[[ Material shown open ]]

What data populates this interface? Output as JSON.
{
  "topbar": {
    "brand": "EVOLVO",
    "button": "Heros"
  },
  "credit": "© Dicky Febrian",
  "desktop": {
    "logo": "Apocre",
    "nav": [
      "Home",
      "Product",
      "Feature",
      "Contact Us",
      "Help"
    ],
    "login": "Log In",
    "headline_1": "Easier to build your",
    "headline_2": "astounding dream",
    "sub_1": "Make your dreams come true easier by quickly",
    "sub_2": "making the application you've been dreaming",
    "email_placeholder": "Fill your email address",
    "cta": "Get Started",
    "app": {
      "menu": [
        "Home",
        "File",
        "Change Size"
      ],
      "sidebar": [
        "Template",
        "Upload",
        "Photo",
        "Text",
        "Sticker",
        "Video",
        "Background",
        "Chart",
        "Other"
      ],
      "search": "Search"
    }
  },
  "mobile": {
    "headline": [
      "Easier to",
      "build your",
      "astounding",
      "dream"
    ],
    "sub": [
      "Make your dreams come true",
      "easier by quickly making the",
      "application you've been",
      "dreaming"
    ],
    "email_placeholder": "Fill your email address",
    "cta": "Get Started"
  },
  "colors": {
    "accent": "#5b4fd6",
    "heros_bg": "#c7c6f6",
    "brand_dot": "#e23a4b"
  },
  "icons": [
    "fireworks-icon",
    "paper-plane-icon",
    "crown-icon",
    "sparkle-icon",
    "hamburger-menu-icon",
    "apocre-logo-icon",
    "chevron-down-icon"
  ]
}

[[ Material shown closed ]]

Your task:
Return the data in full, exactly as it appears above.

Result:
What data populates this interface? Output as JSON.
{
  "topbar": {
    "brand": "EVOLVO",
    "button": "Heros"
  },
  "credit": "© Dicky Febrian",
  "desktop": {
    "logo": "Apocre",
    "nav": [
      "Home",
      "Product",
      "Feature",
      "Contact Us",
      "Help"
    ],
    "login": "Log In",
    "headline_1": "Easier to build your",
    "headline_2": "astounding dream",
    "sub_1": "Make your dreams come true easier by quickly",
    "sub_2": "making the application you've been dreaming",
    "email_placeholder": "Fill your email address",
    "cta": "Get Started",
    "app": {
      "menu": [
        "Home",
        "File",
        "Change Size"
      ],
      "sidebar": [
        "Template",
        "Upload",
        "Photo",
        "Text",
        "Sticker",
        "Video",
        "Background",
        "Chart",
        "Other"
      ],
      "search": "Search"
    }
  },
  "mobile": {
    "headline": [
      "Easier to",
      "build your",
      "astounding",
      "dream"
    ],
    "sub": [
      "Make your dreams come true",
      "easier by quickly making the",
      "application you've been",
      "dreaming"
    ],
    "email_placeholder": "Fill your email address",
    "cta": "Get Started"
  },
  "colors": {
    "accent": "#5b4fd6",
    "heros_bg": "#c7c6f6",
    "brand_dot": "#e23a4b"
  },
  "icons": [
    "fireworks-icon",
    "paper-plane-icon",
    "crown-icon",
    "sparkle-icon",
    "hamburger-menu-icon",
    "apocre-logo-icon",
    "chevron-down-icon"
  ]
}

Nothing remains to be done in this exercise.